Data about app and page elements
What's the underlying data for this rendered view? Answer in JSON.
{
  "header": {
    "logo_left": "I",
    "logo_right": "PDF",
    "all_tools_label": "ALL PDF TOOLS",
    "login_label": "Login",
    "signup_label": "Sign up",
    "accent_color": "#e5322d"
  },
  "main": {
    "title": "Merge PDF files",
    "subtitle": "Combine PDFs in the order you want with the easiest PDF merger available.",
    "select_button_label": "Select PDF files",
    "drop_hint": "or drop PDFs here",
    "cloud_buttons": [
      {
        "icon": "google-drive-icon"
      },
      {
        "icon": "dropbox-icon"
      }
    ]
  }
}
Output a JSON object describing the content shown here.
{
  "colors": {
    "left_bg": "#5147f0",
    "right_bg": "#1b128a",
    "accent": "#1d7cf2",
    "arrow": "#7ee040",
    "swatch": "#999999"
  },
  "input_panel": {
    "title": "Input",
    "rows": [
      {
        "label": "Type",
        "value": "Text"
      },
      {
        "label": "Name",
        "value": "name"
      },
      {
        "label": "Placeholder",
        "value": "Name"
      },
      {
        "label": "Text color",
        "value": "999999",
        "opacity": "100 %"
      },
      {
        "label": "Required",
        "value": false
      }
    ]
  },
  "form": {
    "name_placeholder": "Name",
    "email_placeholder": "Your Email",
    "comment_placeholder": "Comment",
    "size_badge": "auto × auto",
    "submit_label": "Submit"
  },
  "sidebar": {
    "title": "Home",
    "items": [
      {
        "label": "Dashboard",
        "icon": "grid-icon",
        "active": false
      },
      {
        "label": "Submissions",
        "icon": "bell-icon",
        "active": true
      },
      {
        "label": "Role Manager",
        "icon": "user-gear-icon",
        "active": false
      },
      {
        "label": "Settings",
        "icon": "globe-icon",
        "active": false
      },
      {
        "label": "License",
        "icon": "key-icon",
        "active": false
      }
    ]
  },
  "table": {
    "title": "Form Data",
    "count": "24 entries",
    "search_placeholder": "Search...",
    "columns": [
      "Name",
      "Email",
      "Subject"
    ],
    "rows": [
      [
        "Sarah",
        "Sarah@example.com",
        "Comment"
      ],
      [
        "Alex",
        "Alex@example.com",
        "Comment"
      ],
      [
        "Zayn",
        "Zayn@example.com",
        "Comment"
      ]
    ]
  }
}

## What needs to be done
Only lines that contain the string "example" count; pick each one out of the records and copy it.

## Response box
        "Sarah@example.com",
        "Alex@example.com",
        "Zayn@example.com",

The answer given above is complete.